During their ISD process, the St. George Volunteer Firefighters and Ambulance Association was retained as an independent nonprofit organization, but community support strengthened the fire and ambulance systems and the community decided they wanted to support full-time paramedics and community paramedicine. The ambulance was able to move their annual budget from its original $60,000-$80,000 to an approximately $300,000 budget without taxes because the community was willing to support it in other ways.
Today the EMS system in St. George is more than emergency medicine and has expanded its role as a community health practitioner. They are even pushing some of their services out to adjoining communities and neighboring islands.
An outcome that was somewhat unexpected is how the community has been able to build capacity in making decisions that are informed and community-wide. Judge commented that they have been able to utilize the consensus process in other aspects of community life, such as the schools.
Vision for the Future of the ISD
In recent years, the ISD model has picked up momentum as the rural EMS community has worked to redefine its future in the new value-based healthcare frame. While the model and its tools are still being formalized, McGinnis anticipates vetting the model and its resources in a western state yet this year.
However, McGinnis has long had a vision for the model. He points out that there are already a lot of highly skilled evaluators of rural EMS, but that sometimes evaluation is expensive and out of reach for small volunteer services. He also acknowledges that most evaluations only examine part of the issue, get too political, or when real operational issues are uncovered, the report gets “nixed” or sits on a shelf. McGinnis envisions ISD as a tool that “anybody that has been responsible for the management of an EMS service and responsible for all facets including the budget” can be trained to guide a community through with an appropriate template. Evaluators would need to be knowledgeable of local salary levels, cost of living, and cost to operate a service, as well as where to get other data in the community to inform the process.
He is hoping that after the model is tested and formalized that the template could be made available for a state level train-the- evaluator format and implemented nationally. “The process is somewhat specialized,” acknowledged McGinnis, “but it can be packaged and spread across the country.”

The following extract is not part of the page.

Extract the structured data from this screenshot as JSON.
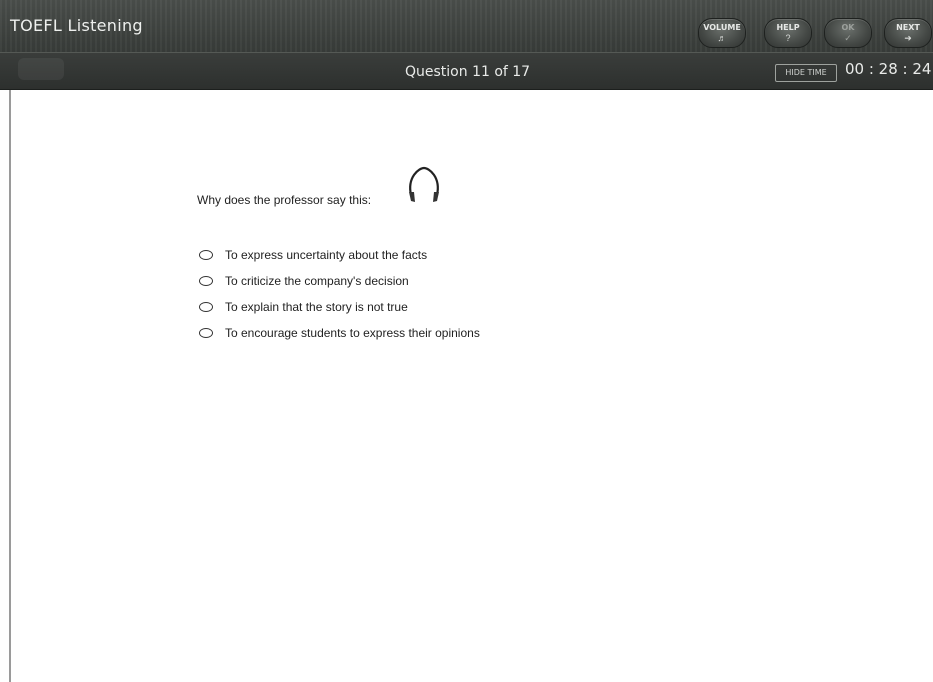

Judge and McGinnis both agree that any organization undertaking this kind of process in their community must be willing to listen and not prescribe the outcome. “One outcome could be to close,” said Judge. “You can guide the community through the process, but ultimately they have to decide what to do.” But there is an upside, according to Judge, if you are willing to take that chance as a community and ask the hard questions. “If you are committed to the future and you are willing to not do things the way you have done them before, this is a powerful tool to help bridge the ways people are solving problems and have a discussion as a community.”